## Dataset entries

⁂

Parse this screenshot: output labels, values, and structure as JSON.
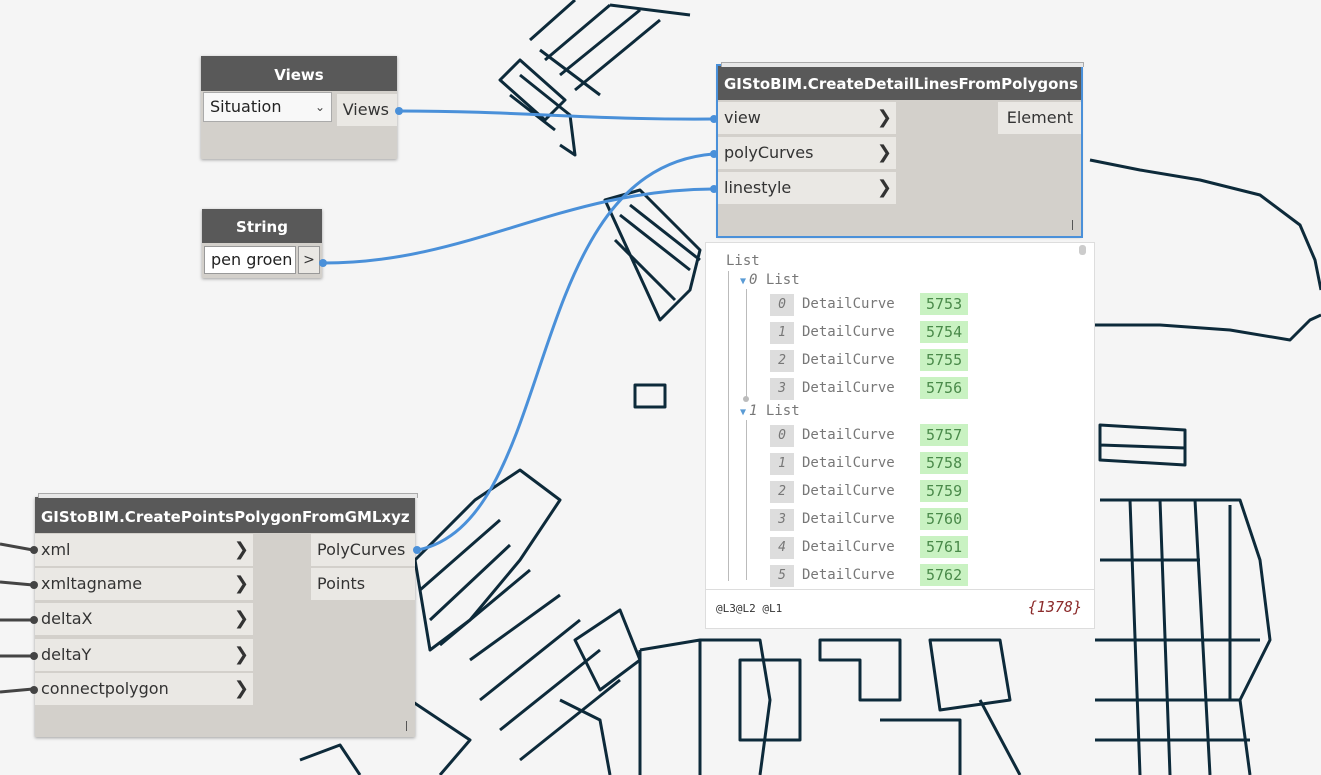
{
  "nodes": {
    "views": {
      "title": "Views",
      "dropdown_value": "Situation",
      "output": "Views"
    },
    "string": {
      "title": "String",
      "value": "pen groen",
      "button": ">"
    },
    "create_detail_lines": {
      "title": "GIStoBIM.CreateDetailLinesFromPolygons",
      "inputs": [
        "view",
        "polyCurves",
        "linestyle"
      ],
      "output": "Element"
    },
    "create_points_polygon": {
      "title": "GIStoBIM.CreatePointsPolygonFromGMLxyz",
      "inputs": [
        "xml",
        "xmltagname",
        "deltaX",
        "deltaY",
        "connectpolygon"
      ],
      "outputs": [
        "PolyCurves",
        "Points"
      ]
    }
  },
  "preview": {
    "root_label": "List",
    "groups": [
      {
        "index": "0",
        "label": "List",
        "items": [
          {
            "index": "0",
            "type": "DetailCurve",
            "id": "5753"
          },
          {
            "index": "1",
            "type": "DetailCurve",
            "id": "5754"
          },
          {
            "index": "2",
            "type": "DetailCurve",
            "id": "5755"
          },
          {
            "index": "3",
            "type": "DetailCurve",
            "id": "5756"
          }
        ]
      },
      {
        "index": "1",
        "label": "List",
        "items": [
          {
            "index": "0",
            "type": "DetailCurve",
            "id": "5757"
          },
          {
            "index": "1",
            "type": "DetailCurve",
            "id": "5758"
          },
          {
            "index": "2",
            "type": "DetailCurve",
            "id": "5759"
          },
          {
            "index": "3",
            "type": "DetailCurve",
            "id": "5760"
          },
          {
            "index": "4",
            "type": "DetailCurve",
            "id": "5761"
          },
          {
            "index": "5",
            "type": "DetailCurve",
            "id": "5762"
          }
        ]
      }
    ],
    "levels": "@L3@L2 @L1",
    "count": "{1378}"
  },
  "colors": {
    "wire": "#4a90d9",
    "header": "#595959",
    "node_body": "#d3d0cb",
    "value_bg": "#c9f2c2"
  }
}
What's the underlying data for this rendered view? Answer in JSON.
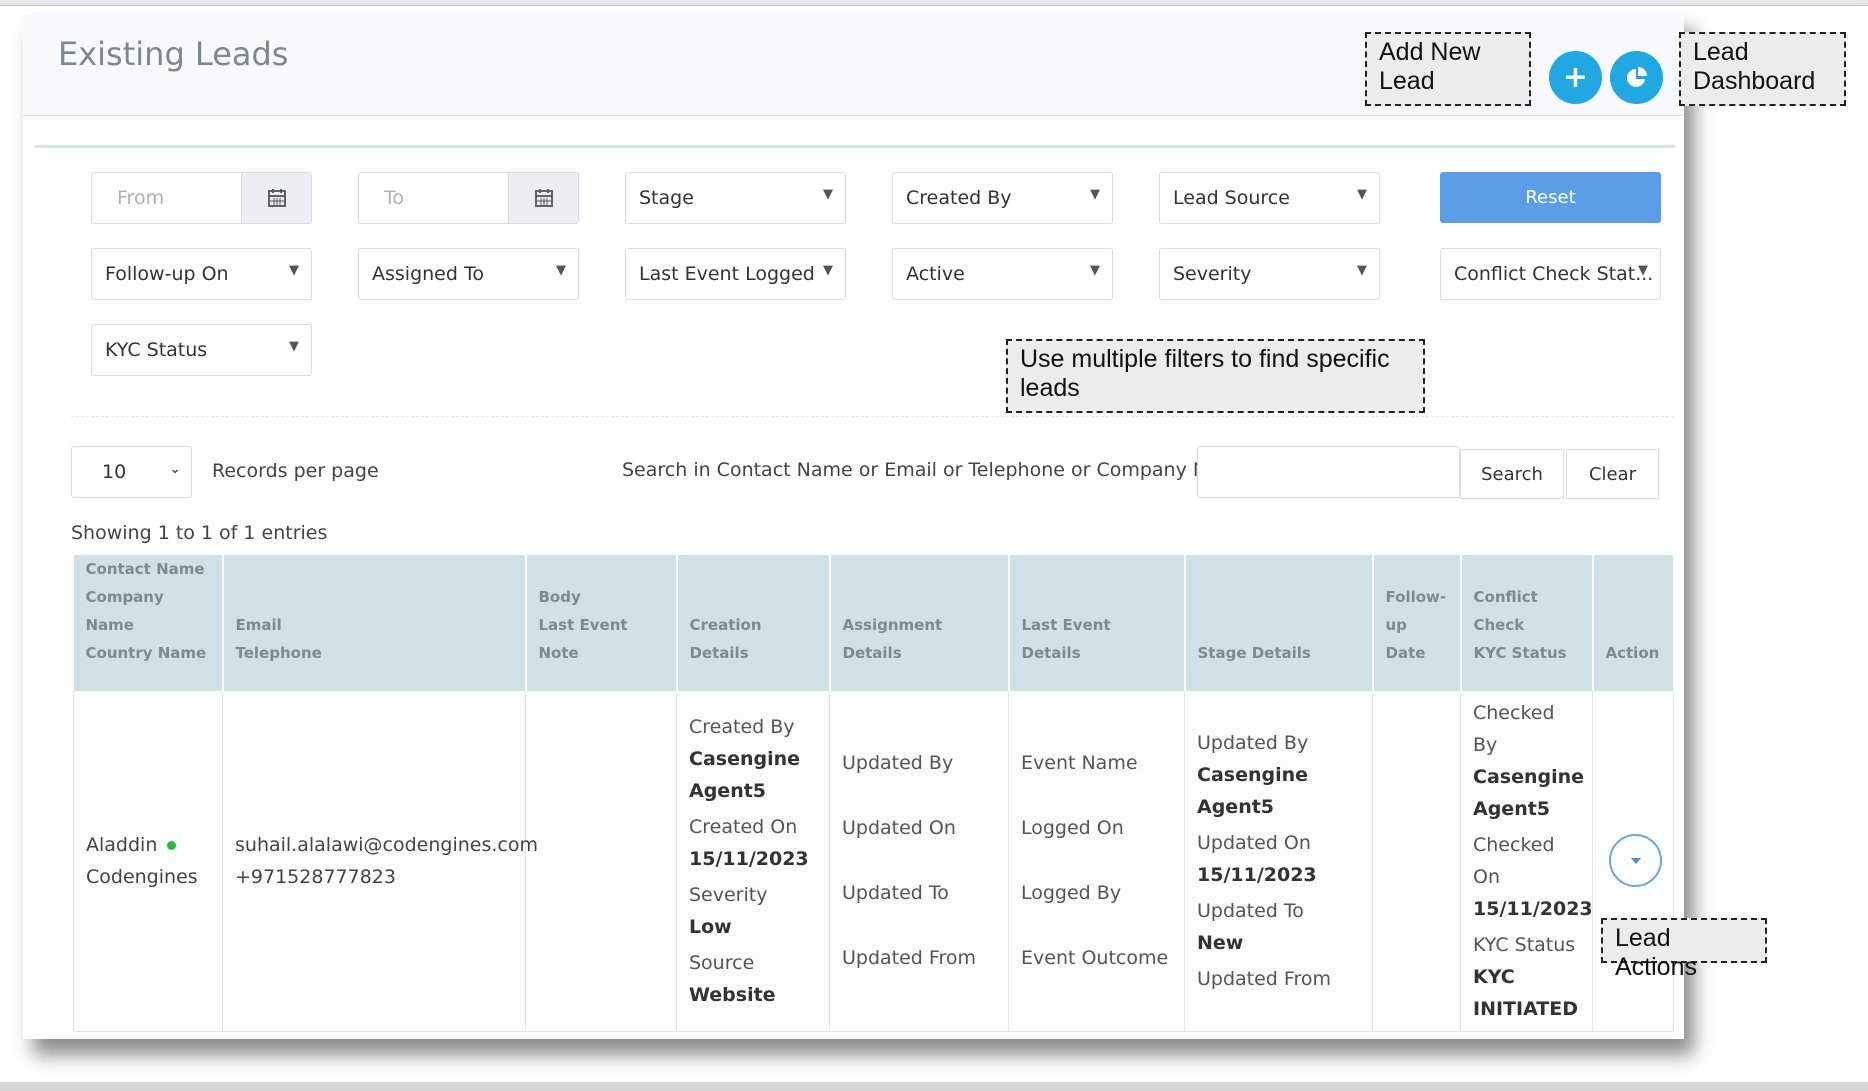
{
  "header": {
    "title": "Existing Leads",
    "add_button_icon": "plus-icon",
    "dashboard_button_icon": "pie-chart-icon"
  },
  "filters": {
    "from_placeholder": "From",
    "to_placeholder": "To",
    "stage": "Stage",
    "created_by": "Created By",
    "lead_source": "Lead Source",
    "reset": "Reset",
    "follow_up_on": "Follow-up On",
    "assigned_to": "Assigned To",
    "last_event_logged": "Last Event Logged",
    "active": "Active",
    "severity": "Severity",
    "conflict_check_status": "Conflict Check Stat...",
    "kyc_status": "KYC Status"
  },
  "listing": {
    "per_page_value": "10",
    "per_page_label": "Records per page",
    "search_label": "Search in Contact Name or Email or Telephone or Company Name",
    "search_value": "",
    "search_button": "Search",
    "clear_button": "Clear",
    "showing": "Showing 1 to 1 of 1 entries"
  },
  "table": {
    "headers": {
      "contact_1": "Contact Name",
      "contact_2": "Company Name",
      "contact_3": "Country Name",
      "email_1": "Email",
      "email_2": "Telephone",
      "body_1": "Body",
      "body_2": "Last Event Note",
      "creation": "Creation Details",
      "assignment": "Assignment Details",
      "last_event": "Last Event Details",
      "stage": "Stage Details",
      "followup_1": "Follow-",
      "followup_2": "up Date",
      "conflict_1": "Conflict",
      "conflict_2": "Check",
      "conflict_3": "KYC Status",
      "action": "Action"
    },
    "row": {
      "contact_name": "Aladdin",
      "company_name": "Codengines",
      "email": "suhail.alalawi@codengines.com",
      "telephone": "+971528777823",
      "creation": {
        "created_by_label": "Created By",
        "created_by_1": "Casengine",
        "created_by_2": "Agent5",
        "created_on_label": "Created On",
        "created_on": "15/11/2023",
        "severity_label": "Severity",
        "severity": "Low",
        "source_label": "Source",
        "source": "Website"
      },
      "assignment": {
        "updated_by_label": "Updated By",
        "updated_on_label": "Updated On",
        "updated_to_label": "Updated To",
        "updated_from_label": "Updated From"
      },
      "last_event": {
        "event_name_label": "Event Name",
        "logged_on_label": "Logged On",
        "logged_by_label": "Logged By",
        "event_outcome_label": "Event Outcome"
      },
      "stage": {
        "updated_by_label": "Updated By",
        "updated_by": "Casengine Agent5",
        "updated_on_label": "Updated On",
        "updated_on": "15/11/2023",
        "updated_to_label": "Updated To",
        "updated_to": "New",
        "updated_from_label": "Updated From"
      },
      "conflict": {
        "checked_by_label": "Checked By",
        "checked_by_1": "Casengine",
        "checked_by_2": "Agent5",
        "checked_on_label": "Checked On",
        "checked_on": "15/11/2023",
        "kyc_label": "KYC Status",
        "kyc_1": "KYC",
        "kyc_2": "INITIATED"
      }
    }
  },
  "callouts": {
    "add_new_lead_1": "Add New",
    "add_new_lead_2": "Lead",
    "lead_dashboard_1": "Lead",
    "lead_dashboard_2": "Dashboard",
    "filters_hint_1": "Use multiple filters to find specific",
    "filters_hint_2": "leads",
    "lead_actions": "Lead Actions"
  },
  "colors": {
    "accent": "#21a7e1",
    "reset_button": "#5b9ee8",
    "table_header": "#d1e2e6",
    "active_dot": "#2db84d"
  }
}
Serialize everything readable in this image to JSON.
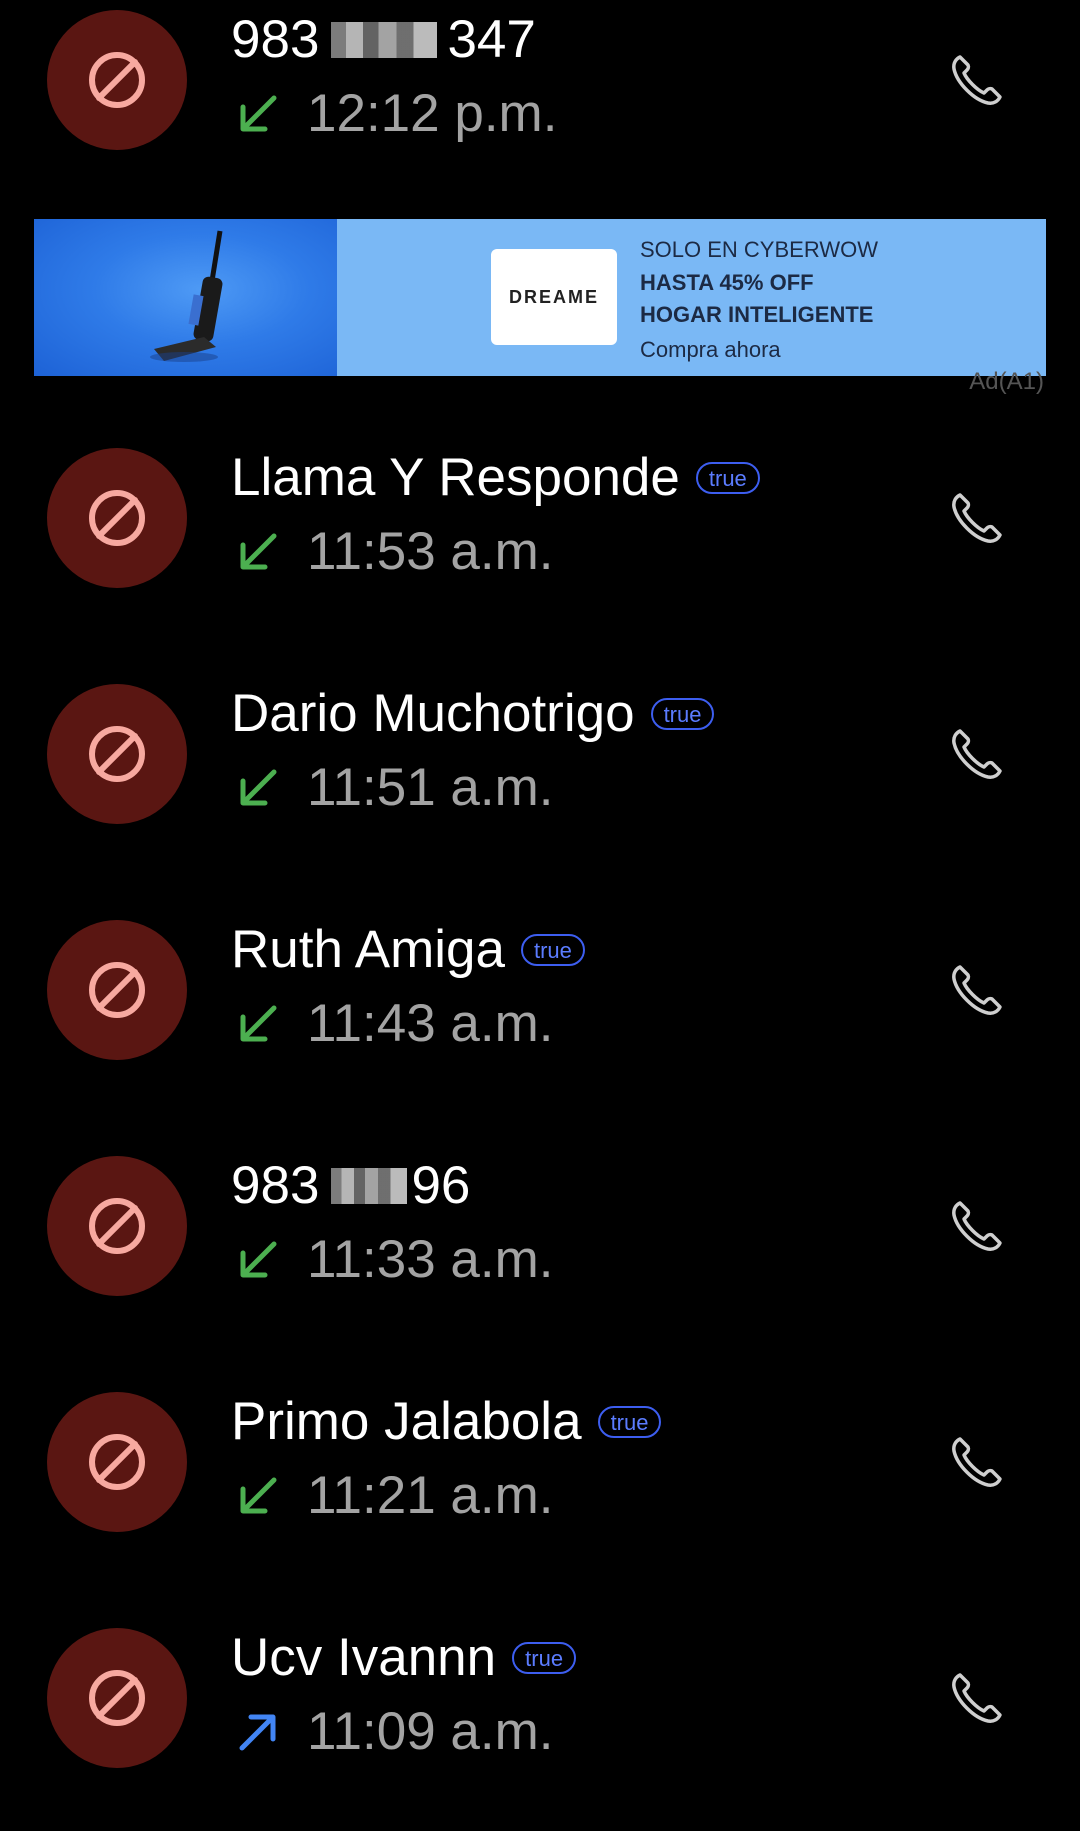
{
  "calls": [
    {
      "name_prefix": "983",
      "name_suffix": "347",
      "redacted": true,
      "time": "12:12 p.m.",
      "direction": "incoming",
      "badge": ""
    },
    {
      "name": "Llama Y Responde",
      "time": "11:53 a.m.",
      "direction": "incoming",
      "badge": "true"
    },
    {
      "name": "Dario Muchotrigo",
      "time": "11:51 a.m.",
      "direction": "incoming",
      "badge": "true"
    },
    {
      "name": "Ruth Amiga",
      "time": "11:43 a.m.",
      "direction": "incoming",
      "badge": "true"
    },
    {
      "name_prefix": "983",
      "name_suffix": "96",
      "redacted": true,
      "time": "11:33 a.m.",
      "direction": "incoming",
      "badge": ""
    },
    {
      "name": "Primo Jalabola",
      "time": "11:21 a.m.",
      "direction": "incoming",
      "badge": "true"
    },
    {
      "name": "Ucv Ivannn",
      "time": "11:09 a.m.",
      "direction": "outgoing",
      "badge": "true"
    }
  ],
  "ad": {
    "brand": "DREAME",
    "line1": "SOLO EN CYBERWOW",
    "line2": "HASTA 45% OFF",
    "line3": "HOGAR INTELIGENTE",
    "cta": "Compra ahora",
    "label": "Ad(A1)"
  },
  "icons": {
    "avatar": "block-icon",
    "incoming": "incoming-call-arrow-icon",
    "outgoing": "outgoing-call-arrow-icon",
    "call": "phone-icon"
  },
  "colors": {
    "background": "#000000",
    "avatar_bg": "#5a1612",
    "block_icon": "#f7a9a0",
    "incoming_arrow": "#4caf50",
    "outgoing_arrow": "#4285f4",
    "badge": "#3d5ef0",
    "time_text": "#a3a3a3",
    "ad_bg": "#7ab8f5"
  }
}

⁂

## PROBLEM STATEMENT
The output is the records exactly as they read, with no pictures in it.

## WRITTEN SOLUTION
Parse this screenshot: output labels, values, and structure as JSON.
{
  "nodes": {
    "views": {
      "title": "Views",
      "dropdown_value": "Situation",
      "output": "Views"
    },
    "string": {
      "title": "String",
      "value": "pen groen",
      "button": ">"
    },
    "create_detail_lines": {
      "title": "GIStoBIM.CreateDetailLinesFromPolygons",
      "inputs": [
        "view",
        "polyCurves",
        "linestyle"
      ],
      "output": "Element"
    },
    "create_points_polygon": {
      "title": "GIStoBIM.CreatePointsPolygonFromGMLxyz",
      "inputs": [
        "xml",
        "xmltagname",
        "deltaX",
        "deltaY",
        "connectpolygon"
      ],
      "outputs": [
        "PolyCurves",
        "Points"
      ]
    }
  },
  "preview": {
    "root_label": "List",
    "groups": [
      {
        "index": "0",
        "label": "List",
        "items": [
          {
            "index": "0",
            "type": "DetailCurve",
            "id": "5753"
          },
          {
            "index": "1",
            "type": "DetailCurve",
            "id": "5754"
          },
          {
            "index": "2",
            "type": "DetailCurve",
            "id": "5755"
          },
          {
            "index": "3",
            "type": "DetailCurve",
            "id": "5756"
          }
        ]
      },
      {
        "index": "1",
        "label": "List",
        "items": [
          {
            "index": "0",
            "type": "DetailCurve",
            "id": "5757"
          },
          {
            "index": "1",
            "type": "DetailCurve",
            "id": "5758"
          },
          {
            "index": "2",
            "type": "DetailCurve",
            "id": "5759"
          },
          {
            "index": "3",
            "type": "DetailCurve",
            "id": "5760"
          },
          {
            "index": "4",
            "type": "DetailCurve",
            "id": "5761"
          },
          {
            "index": "5",
            "type": "DetailCurve",
            "id": "5762"
          }
        ]
      }
    ],
    "levels": "@L3@L2 @L1",
    "count": "{1378}"
  },
  "colors": {
    "wire": "#4a90d9",
    "header": "#595959",
    "node_body": "#d3d0cb",
    "value_bg": "#c9f2c2"
  }
}
What's the underlying data for this rendered view? Answer in JSON.
{
  "header": {
    "title": "Existing Leads",
    "add_button_icon": "plus-icon",
    "dashboard_button_icon": "pie-chart-icon"
  },
  "filters": {
    "from_placeholder": "From",
    "to_placeholder": "To",
    "stage": "Stage",
    "created_by": "Created By",
    "lead_source": "Lead Source",
    "reset": "Reset",
    "follow_up_on": "Follow-up On",
    "assigned_to": "Assigned To",
    "last_event_logged": "Last Event Logged",
    "active": "Active",
    "severity": "Severity",
    "conflict_check_status": "Conflict Check Stat...",
    "kyc_status": "KYC Status"
  },
  "listing": {
    "per_page_value": "10",
    "per_page_label": "Records per page",
    "search_label": "Search in Contact Name or Email or Telephone or Company Name",
    "search_value": "",
    "search_button": "Search",
    "clear_button": "Clear",
    "showing": "Showing 1 to 1 of 1 entries"
  },
  "table": {
    "headers": {
      "contact_1": "Contact Name",
      "contact_2": "Company Name",
      "contact_3": "Country Name",
      "email_1": "Email",
      "email_2": "Telephone",
      "body_1": "Body",
      "body_2": "Last Event Note",
      "creation": "Creation Details",
      "assignment": "Assignment Details",
      "last_event": "Last Event Details",
      "stage": "Stage Details",
      "followup_1": "Follow-",
      "followup_2": "up Date",
      "conflict_1": "Conflict",
      "conflict_2": "Check",
      "conflict_3": "KYC Status",
      "action": "Action"
    },
    "row": {
      "contact_name": "Aladdin",
      "company_name": "Codengines",
      "email": "suhail.alalawi@codengines.com",
      "telephone": "+971528777823",
      "creation": {
        "created_by_label": "Created By",
        "created_by_1": "Casengine",
        "created_by_2": "Agent5",
        "created_on_label": "Created On",
        "created_on": "15/11/2023",
        "severity_label": "Severity",
        "severity": "Low",
        "source_label": "Source",
        "source": "Website"
      },
      "assignment": {
        "updated_by_label": "Updated By",
        "updated_on_label": "Updated On",
        "updated_to_label": "Updated To",
        "updated_from_label": "Updated From"
      },
      "last_event": {
        "event_name_label": "Event Name",
        "logged_on_label": "Logged On",
        "logged_by_label": "Logged By",
        "event_outcome_label": "Event Outcome"
      },
      "stage": {
        "updated_by_label": "Updated By",
        "updated_by": "Casengine Agent5",
        "updated_on_label": "Updated On",
        "updated_on": "15/11/2023",
        "updated_to_label": "Updated To",
        "updated_to": "New",
        "updated_from_label": "Updated From"
      },
      "conflict": {
        "checked_by_label": "Checked By",
        "checked_by_1": "Casengine",
        "checked_by_2": "Agent5",
        "checked_on_label": "Checked On",
        "checked_on": "15/11/2023",
        "kyc_label": "KYC Status",
        "kyc_1": "KYC",
        "kyc_2": "INITIATED"
      }
    }
  },
  "callouts": {
    "add_new_lead_1": "Add New",
    "add_new_lead_2": "Lead",
    "lead_dashboard_1": "Lead",
    "lead_dashboard_2": "Dashboard",
    "filters_hint_1": "Use multiple filters to find specific",
    "filters_hint_2": "leads",
    "lead_actions": "Lead Actions"
  },
  "colors": {
    "accent": "#21a7e1",
    "reset_button": "#5b9ee8",
    "table_header": "#d1e2e6",
    "active_dot": "#2db84d"
  }
}
Serialize everything readable in this image to JSON.
{
  "calls": [
    {
      "name_prefix": "983",
      "name_suffix": "347",
      "redacted": true,
      "time": "12:12 p.m.",
      "direction": "incoming",
      "badge": ""
    },
    {
      "name": "Llama Y Responde",
      "time": "11:53 a.m.",
      "direction": "incoming",
      "badge": "true"
    },
    {
      "name": "Dario Muchotrigo",
      "time": "11:51 a.m.",
      "direction": "incoming",
      "badge": "true"
    },
    {
      "name": "Ruth Amiga",
      "time": "11:43 a.m.",
      "direction": "incoming",
      "badge": "true"
    },
    {
      "name_prefix": "983",
      "name_suffix": "96",
      "redacted": true,
      "time": "11:33 a.m.",
      "direction": "incoming",
      "badge": ""
    },
    {
      "name": "Primo Jalabola",
      "time": "11:21 a.m.",
      "direction": "incoming",
      "badge": "true"
    },
    {
      "name": "Ucv Ivannn",
      "time": "11:09 a.m.",
      "direction": "outgoing",
      "badge": "true"
    }
  ],
  "ad": {
    "brand": "DREAME",
    "line1": "SOLO EN CYBERWOW",
    "line2": "HASTA 45% OFF",
    "line3": "HOGAR INTELIGENTE",
    "cta": "Compra ahora",
    "label": "Ad(A1)"
  },
  "icons": {
    "avatar": "block-icon",
    "incoming": "incoming-call-arrow-icon",
    "outgoing": "outgoing-call-arrow-icon",
    "call": "phone-icon"
  },
  "colors": {
    "background": "#000000",
    "avatar_bg": "#5a1612",
    "block_icon": "#f7a9a0",
    "incoming_arrow": "#4caf50",
    "outgoing_arrow": "#4285f4",
    "badge": "#3d5ef0",
    "time_text": "#a3a3a3",
    "ad_bg": "#7ab8f5"
  }
}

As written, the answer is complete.